Instructions to follow:
Starting with the first line, output the data exactly, through to the last line.

==== Available records ====

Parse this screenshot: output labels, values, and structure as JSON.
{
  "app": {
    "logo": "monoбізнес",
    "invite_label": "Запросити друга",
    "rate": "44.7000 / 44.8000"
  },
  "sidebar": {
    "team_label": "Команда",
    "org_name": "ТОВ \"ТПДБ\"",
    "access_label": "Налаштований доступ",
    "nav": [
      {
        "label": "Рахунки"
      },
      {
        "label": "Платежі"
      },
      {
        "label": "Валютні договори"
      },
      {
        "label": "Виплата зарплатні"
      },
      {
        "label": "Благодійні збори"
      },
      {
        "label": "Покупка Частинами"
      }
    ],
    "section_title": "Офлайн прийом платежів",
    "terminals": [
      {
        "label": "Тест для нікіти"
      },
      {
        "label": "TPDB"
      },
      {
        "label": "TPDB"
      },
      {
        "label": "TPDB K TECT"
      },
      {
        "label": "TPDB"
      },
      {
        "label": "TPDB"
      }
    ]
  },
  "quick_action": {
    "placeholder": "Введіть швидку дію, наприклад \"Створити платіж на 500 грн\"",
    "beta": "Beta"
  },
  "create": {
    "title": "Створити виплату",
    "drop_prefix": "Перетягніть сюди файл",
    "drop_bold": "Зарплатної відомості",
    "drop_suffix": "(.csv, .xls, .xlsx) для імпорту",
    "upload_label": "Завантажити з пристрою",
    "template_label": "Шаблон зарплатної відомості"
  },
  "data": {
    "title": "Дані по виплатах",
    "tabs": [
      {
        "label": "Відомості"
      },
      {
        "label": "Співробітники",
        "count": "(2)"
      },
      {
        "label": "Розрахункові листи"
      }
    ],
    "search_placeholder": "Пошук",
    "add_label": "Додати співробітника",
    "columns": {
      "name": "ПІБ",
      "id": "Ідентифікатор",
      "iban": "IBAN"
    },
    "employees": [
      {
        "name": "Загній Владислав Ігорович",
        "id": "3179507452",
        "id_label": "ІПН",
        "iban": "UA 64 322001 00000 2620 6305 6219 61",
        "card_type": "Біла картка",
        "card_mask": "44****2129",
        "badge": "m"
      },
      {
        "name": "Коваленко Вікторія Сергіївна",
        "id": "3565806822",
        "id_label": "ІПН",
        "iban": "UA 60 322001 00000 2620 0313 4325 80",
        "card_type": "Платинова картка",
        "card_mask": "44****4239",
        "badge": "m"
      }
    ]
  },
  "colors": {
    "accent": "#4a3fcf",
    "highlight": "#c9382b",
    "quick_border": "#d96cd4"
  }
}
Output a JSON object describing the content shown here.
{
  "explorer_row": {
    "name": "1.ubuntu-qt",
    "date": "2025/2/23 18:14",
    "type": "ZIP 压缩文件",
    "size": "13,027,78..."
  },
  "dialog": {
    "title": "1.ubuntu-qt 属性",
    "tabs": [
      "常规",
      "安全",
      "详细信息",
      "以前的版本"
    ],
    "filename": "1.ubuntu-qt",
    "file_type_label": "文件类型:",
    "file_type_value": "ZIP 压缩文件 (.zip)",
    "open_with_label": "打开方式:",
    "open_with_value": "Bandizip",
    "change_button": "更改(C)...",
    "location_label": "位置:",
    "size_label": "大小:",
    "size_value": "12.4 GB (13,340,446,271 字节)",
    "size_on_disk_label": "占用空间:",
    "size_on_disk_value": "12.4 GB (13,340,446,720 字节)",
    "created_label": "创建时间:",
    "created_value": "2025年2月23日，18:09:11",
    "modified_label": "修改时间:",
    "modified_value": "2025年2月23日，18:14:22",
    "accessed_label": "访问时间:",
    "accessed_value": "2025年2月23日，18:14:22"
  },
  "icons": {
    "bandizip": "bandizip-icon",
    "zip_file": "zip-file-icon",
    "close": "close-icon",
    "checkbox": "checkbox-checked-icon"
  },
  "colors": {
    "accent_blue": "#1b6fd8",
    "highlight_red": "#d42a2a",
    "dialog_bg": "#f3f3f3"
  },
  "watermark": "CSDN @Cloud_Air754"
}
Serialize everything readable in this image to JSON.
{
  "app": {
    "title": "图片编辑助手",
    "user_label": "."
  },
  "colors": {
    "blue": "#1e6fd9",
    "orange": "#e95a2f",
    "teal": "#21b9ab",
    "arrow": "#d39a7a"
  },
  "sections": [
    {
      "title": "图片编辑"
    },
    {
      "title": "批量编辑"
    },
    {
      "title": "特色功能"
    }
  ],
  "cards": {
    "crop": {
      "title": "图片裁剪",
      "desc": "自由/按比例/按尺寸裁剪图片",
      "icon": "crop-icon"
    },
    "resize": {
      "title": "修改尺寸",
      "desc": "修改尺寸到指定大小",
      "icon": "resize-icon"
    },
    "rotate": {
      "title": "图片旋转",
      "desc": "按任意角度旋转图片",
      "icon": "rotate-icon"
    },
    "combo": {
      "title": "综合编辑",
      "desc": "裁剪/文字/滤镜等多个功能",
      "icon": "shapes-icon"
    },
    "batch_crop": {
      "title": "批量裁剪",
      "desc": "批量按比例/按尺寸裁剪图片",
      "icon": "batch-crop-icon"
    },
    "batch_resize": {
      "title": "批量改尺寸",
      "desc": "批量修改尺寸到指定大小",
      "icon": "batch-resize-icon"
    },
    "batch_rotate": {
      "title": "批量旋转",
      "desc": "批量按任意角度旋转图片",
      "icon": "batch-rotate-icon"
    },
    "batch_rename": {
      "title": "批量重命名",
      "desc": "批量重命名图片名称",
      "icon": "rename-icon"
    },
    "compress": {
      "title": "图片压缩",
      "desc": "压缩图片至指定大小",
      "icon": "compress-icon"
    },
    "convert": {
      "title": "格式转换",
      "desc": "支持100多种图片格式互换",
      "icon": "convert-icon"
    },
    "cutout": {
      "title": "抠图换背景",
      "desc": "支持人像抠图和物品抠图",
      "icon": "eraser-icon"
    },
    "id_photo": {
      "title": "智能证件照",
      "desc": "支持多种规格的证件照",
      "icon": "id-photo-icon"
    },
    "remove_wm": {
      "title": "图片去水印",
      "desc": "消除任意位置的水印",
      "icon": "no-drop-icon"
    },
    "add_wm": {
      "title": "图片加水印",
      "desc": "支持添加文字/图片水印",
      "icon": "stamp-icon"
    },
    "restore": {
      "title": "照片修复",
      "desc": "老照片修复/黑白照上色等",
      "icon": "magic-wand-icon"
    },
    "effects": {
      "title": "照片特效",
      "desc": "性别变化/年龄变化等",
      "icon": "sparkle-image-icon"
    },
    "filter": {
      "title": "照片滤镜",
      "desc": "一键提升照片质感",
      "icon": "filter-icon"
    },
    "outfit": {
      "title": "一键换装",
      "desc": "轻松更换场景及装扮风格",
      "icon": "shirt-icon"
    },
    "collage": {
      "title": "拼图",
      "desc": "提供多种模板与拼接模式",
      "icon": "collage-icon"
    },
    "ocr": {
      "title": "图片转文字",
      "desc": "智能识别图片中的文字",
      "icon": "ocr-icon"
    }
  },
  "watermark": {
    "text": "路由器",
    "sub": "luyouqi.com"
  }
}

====

Exercise response:
Parse this screenshot: output labels, values, and structure as JSON.
{
  "app": {
    "logo": "monoбізнес",
    "invite_label": "Запросити друга",
    "rate": "44.7000 / 44.8000"
  },
  "sidebar": {
    "team_label": "Команда",
    "org_name": "ТОВ \"ТПДБ\"",
    "access_label": "Налаштований доступ",
    "nav": [
      {
        "label": "Рахунки"
      },
      {
        "label": "Платежі"
      },
      {
        "label": "Валютні договори"
      },
      {
        "label": "Виплата зарплатні"
      },
      {
        "label": "Благодійні збори"
      },
      {
        "label": "Покупка Частинами"
      }
    ],
    "section_title": "Офлайн прийом платежів",
    "terminals": [
      {
        "label": "Тест для нікіти"
      },
      {
        "label": "TPDB"
      },
      {
        "label": "TPDB"
      },
      {
        "label": "TPDB K TECT"
      },
      {
        "label": "TPDB"
      },
      {
        "label": "TPDB"
      }
    ]
  },
  "quick_action": {
    "placeholder": "Введіть швидку дію, наприклад \"Створити платіж на 500 грн\"",
    "beta": "Beta"
  },
  "create": {
    "title": "Створити виплату",
    "drop_prefix": "Перетягніть сюди файл",
    "drop_bold": "Зарплатної відомості",
    "drop_suffix": "(.csv, .xls, .xlsx) для імпорту",
    "upload_label": "Завантажити з пристрою",
    "template_label": "Шаблон зарплатної відомості"
  },
  "data": {
    "title": "Дані по виплатах",
    "tabs": [
      {
        "label": "Відомості"
      },
      {
        "label": "Співробітники",
        "count": "(2)"
      },
      {
        "label": "Розрахункові листи"
      }
    ],
    "search_placeholder": "Пошук",
    "add_label": "Додати співробітника",
    "columns": {
      "name": "ПІБ",
      "id": "Ідентифікатор",
      "iban": "IBAN"
    },
    "employees": [
      {
        "name": "Загній Владислав Ігорович",
        "id": "3179507452",
        "id_label": "ІПН",
        "iban": "UA 64 322001 00000 2620 6305 6219 61",
        "card_type": "Біла картка",
        "card_mask": "44****2129",
        "badge": "m"
      },
      {
        "name": "Коваленко Вікторія Сергіївна",
        "id": "3565806822",
        "id_label": "ІПН",
        "iban": "UA 60 322001 00000 2620 0313 4325 80",
        "card_type": "Платинова картка",
        "card_mask": "44****4239",
        "badge": "m"
      }
    ]
  },
  "colors": {
    "accent": "#4a3fcf",
    "highlight": "#c9382b",
    "quick_border": "#d96cd4"
  }
}
Output a JSON object describing the content shown here.
{
  "explorer_row": {
    "name": "1.ubuntu-qt",
    "date": "2025/2/23 18:14",
    "type": "ZIP 压缩文件",
    "size": "13,027,78..."
  },
  "dialog": {
    "title": "1.ubuntu-qt 属性",
    "tabs": [
      "常规",
      "安全",
      "详细信息",
      "以前的版本"
    ],
    "filename": "1.ubuntu-qt",
    "file_type_label": "文件类型:",
    "file_type_value": "ZIP 压缩文件 (.zip)",
    "open_with_label": "打开方式:",
    "open_with_value": "Bandizip",
    "change_button": "更改(C)...",
    "location_label": "位置:",
    "size_label": "大小:",
    "size_value": "12.4 GB (13,340,446,271 字节)",
    "size_on_disk_label": "占用空间:",
    "size_on_disk_value": "12.4 GB (13,340,446,720 字节)",
    "created_label": "创建时间:",
    "created_value": "2025年2月23日，18:09:11",
    "modified_label": "修改时间:",
    "modified_value": "2025年2月23日，18:14:22",
    "accessed_label": "访问时间:",
    "accessed_value": "2025年2月23日，18:14:22"
  },
  "icons": {
    "bandizip": "bandizip-icon",
    "zip_file": "zip-file-icon",
    "close": "close-icon",
    "checkbox": "checkbox-checked-icon"
  },
  "colors": {
    "accent_blue": "#1b6fd8",
    "highlight_red": "#d42a2a",
    "dialog_bg": "#f3f3f3"
  },
  "watermark": "CSDN @Cloud_Air754"
}
Serialize everything readable in this image to JSON.
{
  "app": {
    "title": "图片编辑助手",
    "user_label": "."
  },
  "colors": {
    "blue": "#1e6fd9",
    "orange": "#e95a2f",
    "teal": "#21b9ab",
    "arrow": "#d39a7a"
  },
  "sections": [
    {
      "title": "图片编辑"
    },
    {
      "title": "批量编辑"
    },
    {
      "title": "特色功能"
    }
  ],
  "cards": {
    "crop": {
      "title": "图片裁剪",
      "desc": "自由/按比例/按尺寸裁剪图片",
      "icon": "crop-icon"
    },
    "resize": {
      "title": "修改尺寸",
      "desc": "修改尺寸到指定大小",
      "icon": "resize-icon"
    },
    "rotate": {
      "title": "图片旋转",
      "desc": "按任意角度旋转图片",
      "icon": "rotate-icon"
    },
    "combo": {
      "title": "综合编辑",
      "desc": "裁剪/文字/滤镜等多个功能",
      "icon": "shapes-icon"
    },
    "batch_crop": {
      "title": "批量裁剪",
      "desc": "批量按比例/按尺寸裁剪图片",
      "icon": "batch-crop-icon"
    },
    "batch_resize": {
      "title": "批量改尺寸",
      "desc": "批量修改尺寸到指定大小",
      "icon": "batch-resize-icon"
    },
    "batch_rotate": {
      "title": "批量旋转",
      "desc": "批量按任意角度旋转图片",
      "icon": "batch-rotate-icon"
    },
    "batch_rename": {
      "title": "批量重命名",
      "desc": "批量重命名图片名称",
      "icon": "rename-icon"
    },
    "compress": {
      "title": "图片压缩",
      "desc": "压缩图片至指定大小",
      "icon": "compress-icon"
    },
    "convert": {
      "title": "格式转换",
      "desc": "支持100多种图片格式互换",
      "icon": "convert-icon"
    },
    "cutout": {
      "title": "抠图换背景",
      "desc": "支持人像抠图和物品抠图",
      "icon": "eraser-icon"
    },
    "id_photo": {
      "title": "智能证件照",
      "desc": "支持多种规格的证件照",
      "icon": "id-photo-icon"
    },
    "remove_wm": {
      "title": "图片去水印",
      "desc": "消除任意位置的水印",
      "icon": "no-drop-icon"
    },
    "add_wm": {
      "title": "图片加水印",
      "desc": "支持添加文字/图片水印",
      "icon": "stamp-icon"
    },
    "restore": {
      "title": "照片修复",
      "desc": "老照片修复/黑白照上色等",
      "icon": "magic-wand-icon"
    },
    "effects": {
      "title": "照片特效",
      "desc": "性别变化/年龄变化等",
      "icon": "sparkle-image-icon"
    },
    "filter": {
      "title": "照片滤镜",
      "desc": "一键提升照片质感",
      "icon": "filter-icon"
    },
    "outfit": {
      "title": "一键换装",
      "desc": "轻松更换场景及装扮风格",
      "icon": "shirt-icon"
    },
    "collage": {
      "title": "拼图",
      "desc": "提供多种模板与拼接模式",
      "icon": "collage-icon"
    },
    "ocr": {
      "title": "图片转文字",
      "desc": "智能识别图片中的文字",
      "icon": "ocr-icon"
    }
  },
  "watermark": {
    "text": "路由器",
    "sub": "luyouqi.com"
  }
}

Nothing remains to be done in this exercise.